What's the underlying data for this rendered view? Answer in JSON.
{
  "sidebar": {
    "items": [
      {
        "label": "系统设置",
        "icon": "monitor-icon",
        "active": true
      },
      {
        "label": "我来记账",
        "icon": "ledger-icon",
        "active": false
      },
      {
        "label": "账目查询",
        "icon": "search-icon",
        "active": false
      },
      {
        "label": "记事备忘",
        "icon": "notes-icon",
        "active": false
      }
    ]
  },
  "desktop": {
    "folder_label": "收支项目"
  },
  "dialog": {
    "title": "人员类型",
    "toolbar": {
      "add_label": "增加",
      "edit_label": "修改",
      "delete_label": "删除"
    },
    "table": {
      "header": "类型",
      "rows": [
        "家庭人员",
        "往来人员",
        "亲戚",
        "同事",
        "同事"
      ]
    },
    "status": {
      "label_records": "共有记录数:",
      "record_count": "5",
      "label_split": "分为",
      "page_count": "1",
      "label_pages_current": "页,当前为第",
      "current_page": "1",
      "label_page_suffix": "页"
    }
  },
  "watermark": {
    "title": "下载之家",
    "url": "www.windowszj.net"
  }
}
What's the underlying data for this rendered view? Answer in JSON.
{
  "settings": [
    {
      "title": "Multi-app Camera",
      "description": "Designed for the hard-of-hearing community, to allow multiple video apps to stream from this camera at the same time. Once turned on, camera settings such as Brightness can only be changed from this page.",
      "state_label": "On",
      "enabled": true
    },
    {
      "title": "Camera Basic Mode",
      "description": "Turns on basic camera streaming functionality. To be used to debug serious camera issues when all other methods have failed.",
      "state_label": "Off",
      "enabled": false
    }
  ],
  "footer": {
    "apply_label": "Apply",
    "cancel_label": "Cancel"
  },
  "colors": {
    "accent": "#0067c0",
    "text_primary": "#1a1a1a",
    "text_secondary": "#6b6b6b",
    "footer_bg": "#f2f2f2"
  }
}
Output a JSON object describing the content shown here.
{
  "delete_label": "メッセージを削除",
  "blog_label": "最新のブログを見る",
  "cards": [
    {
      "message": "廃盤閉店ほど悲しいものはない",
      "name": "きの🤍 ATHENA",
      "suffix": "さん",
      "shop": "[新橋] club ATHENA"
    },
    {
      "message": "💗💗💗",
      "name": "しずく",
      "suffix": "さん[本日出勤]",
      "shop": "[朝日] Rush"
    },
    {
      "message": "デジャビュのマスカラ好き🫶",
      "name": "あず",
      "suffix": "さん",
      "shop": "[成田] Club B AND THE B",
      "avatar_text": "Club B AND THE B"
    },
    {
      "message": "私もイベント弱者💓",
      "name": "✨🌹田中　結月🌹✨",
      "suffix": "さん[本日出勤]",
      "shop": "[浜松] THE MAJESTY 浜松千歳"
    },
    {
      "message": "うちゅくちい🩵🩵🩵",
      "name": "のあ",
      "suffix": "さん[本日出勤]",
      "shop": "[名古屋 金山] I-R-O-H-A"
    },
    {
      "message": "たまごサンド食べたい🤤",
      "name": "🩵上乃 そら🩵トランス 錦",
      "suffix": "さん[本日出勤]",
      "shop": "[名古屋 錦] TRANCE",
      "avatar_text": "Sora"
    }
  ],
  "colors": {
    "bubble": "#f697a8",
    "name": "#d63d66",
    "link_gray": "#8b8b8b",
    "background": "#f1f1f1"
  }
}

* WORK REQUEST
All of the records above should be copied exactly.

* OUTPUT FOR THIS TASK
What's the underlying data for this rendered view? Answer in JSON.
{
  "sidebar": {
    "items": [
      {
        "label": "系统设置",
        "icon": "monitor-icon",
        "active": true
      },
      {
        "label": "我来记账",
        "icon": "ledger-icon",
        "active": false
      },
      {
        "label": "账目查询",
        "icon": "search-icon",
        "active": false
      },
      {
        "label": "记事备忘",
        "icon": "notes-icon",
        "active": false
      }
    ]
  },
  "desktop": {
    "folder_label": "收支项目"
  },
  "dialog": {
    "title": "人员类型",
    "toolbar": {
      "add_label": "增加",
      "edit_label": "修改",
      "delete_label": "删除"
    },
    "table": {
      "header": "类型",
      "rows": [
        "家庭人员",
        "往来人员",
        "亲戚",
        "同事",
        "同事"
      ]
    },
    "status": {
      "label_records": "共有记录数:",
      "record_count": "5",
      "label_split": "分为",
      "page_count": "1",
      "label_pages_current": "页,当前为第",
      "current_page": "1",
      "label_page_suffix": "页"
    }
  },
  "watermark": {
    "title": "下载之家",
    "url": "www.windowszj.net"
  }
}
What's the underlying data for this rendered view? Answer in JSON.
{
  "settings": [
    {
      "title": "Multi-app Camera",
      "description": "Designed for the hard-of-hearing community, to allow multiple video apps to stream from this camera at the same time. Once turned on, camera settings such as Brightness can only be changed from this page.",
      "state_label": "On",
      "enabled": true
    },
    {
      "title": "Camera Basic Mode",
      "description": "Turns on basic camera streaming functionality. To be used to debug serious camera issues when all other methods have failed.",
      "state_label": "Off",
      "enabled": false
    }
  ],
  "footer": {
    "apply_label": "Apply",
    "cancel_label": "Cancel"
  },
  "colors": {
    "accent": "#0067c0",
    "text_primary": "#1a1a1a",
    "text_secondary": "#6b6b6b",
    "footer_bg": "#f2f2f2"
  }
}
Output a JSON object describing the content shown here.
{
  "delete_label": "メッセージを削除",
  "blog_label": "最新のブログを見る",
  "cards": [
    {
      "message": "廃盤閉店ほど悲しいものはない",
      "name": "きの🤍 ATHENA",
      "suffix": "さん",
      "shop": "[新橋] club ATHENA"
    },
    {
      "message": "💗💗💗",
      "name": "しずく",
      "suffix": "さん[本日出勤]",
      "shop": "[朝日] Rush"
    },
    {
      "message": "デジャビュのマスカラ好き🫶",
      "name": "あず",
      "suffix": "さん",
      "shop": "[成田] Club B AND THE B",
      "avatar_text": "Club B AND THE B"
    },
    {
      "message": "私もイベント弱者💓",
      "name": "✨🌹田中　結月🌹✨",
      "suffix": "さん[本日出勤]",
      "shop": "[浜松] THE MAJESTY 浜松千歳"
    },
    {
      "message": "うちゅくちい🩵🩵🩵",
      "name": "のあ",
      "suffix": "さん[本日出勤]",
      "shop": "[名古屋 金山] I-R-O-H-A"
    },
    {
      "message": "たまごサンド食べたい🤤",
      "name": "🩵上乃 そら🩵トランス 錦",
      "suffix": "さん[本日出勤]",
      "shop": "[名古屋 錦] TRANCE",
      "avatar_text": "Sora"
    }
  ],
  "colors": {
    "bubble": "#f697a8",
    "name": "#d63d66",
    "link_gray": "#8b8b8b",
    "background": "#f1f1f1"
  }
}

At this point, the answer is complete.